Schutt, Bill. Dark banquet: blood and the curious lives of blood-feeding creatures. Harmony Books, 2008. 325p ISBN 9780307381125, $25.95.
Reviewed in CHOICE April 2009

Depending on one’s perspective, one of the most fascinating–or revolting–modes of existence can be found among those creatures that have adopted a survival strategy based on the consumption of blood. Relatively common among invertebrates, feeding on blood is a rare and unusual way of life among vertebrates. The book emphasizes a diverse array of outlandish animals, from leeches and bed bugs to vampire bats and vampire catfish. Here, Schutt (biology, C.W. Post College) indulges his own fascination with creatures that subsist on blood as he explores some of the macabre, humorous, literary, historical, and scientific aspects of hematophagy. He offers an absorbing and insightful glimpse into this specialized facet of natural history. Dark Banquet is an interesting, well-written volume that this reviewer found to be both educational and fun to read. Written in clear language and a witty conversational style, it is primarily directed at the general reader. But, even biologists already familiar with animals that thirst for blood will find much to interest them here. Though some minor scientific errors have crept into the text, these do not detract from the otherwise intriguing, well-thought-out story that the author weaves. Summing Up: Highly recommended. All academic, professional, and general collections. D. A. Brass, independent scholar

Williams, Wes. Monsters and their meanings in early modern culture: mighty magic. Oxford, 2011. 344p ISBN 0199577021, $110.00; ISBN 9780199577026, $110.00.
Reviewed in CHOICE March 2012

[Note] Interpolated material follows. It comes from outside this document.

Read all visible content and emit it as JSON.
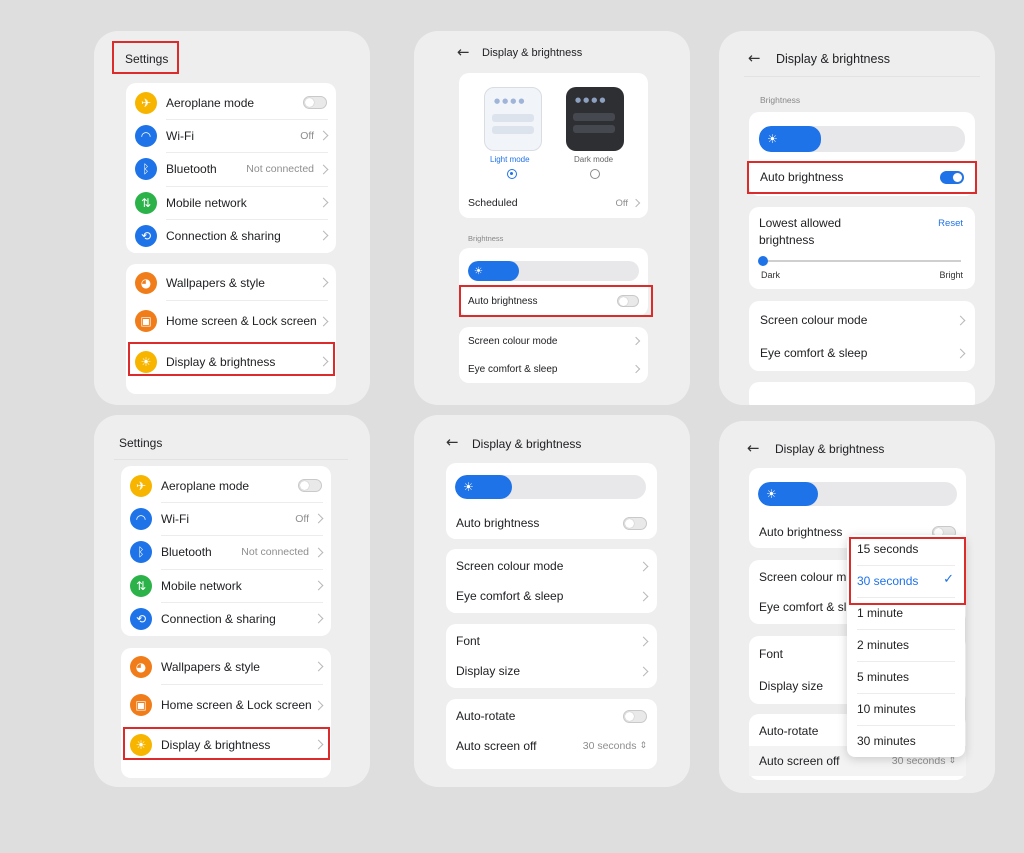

Williams (French, Oxford) recasts the scholarship on the subject of monsters and their role in medieval society, taking historians to task for their superficial knowledge of how monsters came to be. Williams’s analysis extends beyond a narrative of monsters in literature. He weaves together multiple disciplines–natural sciences, philosophy, linguistics, sociocultural studies, colonial discourse, and geodemographics, for example–into a tapestry of belief systems and their expressions in medieval rules and rituals. Williams’s study enriches the scholarship on monsters and their meanings (Peter J. Platt, ed., Wonder, Marvels, and Monsters in Early Modern Culture, 2000; Stephen T. Asma, On Monsters: An Unnatural History of Our Worst Fears, CH, Apr’10, 47-4330). Monsters also contributes to the trajectory of re-periodizing history (Dale Martin and Patricia Miller, eds., The Cultural Turn in Late Ancient Studies: Gender, Asceticism, and Historiography, 2005; Victoria E. Bonnell and Lynn Hunt, eds., Beyond the Cultural Turn: New Directions in the Study of Society and Culture, 1999). Summing Up: Highly recommended. All levels/libraries. B. Blessing, University of Vienna

Young, Elizabeth. Black Frankenstein: the making of an American metaphor. New York University, 2008. 308p ISBN 9780814797150, $75.00; ISBN 9780814797167 pbk, $23.00.
Reviewed in CHOICE January 2009

Frankenstein and his monster have infiltrated the American cultural imaginary in myriad ways, from cinematic features by James Whale and Kenneth Branagh to blaxploitation films to art to Franken Berry cereal. Young (Mount Holyoke College) marshals an impressive array of these appearances, including fiction, essays, speeches, and paintings, in order to reveal the racialized construction of the Frankenstein story in US culture. Young’s “black Frankenstein” monster becomes a powerful metaphor for negotiating the racial anxieties of modern America. As the author recounts, the figure appears in both racist and antiracist discourses, exhibiting the powerful mobility of the monster metaphor as well as its popular appeal. Young combines sharp analysis with her amazing research, noteworthy for its breadth and scope, to demonstrate the depths to which this image has penetrated American racial cultures. Whether she is examining novelist Paul Laurence Dunbar, filmmaker Mel Brooks, or comedian Dick Gregory, Young offers astute readings of the cultural text and its racial underpinnings. Building on recent work by Paul Gilroy, Teresa Goddu, Toni Morrison, Michael Hardt, and Antonio Negri, this book provides a compelling new vision of the monster we thought we knew so well. Summing Up: Highly recommended. All readers, all levels. D. E. Magill, University of Pittsburgh at Johnstown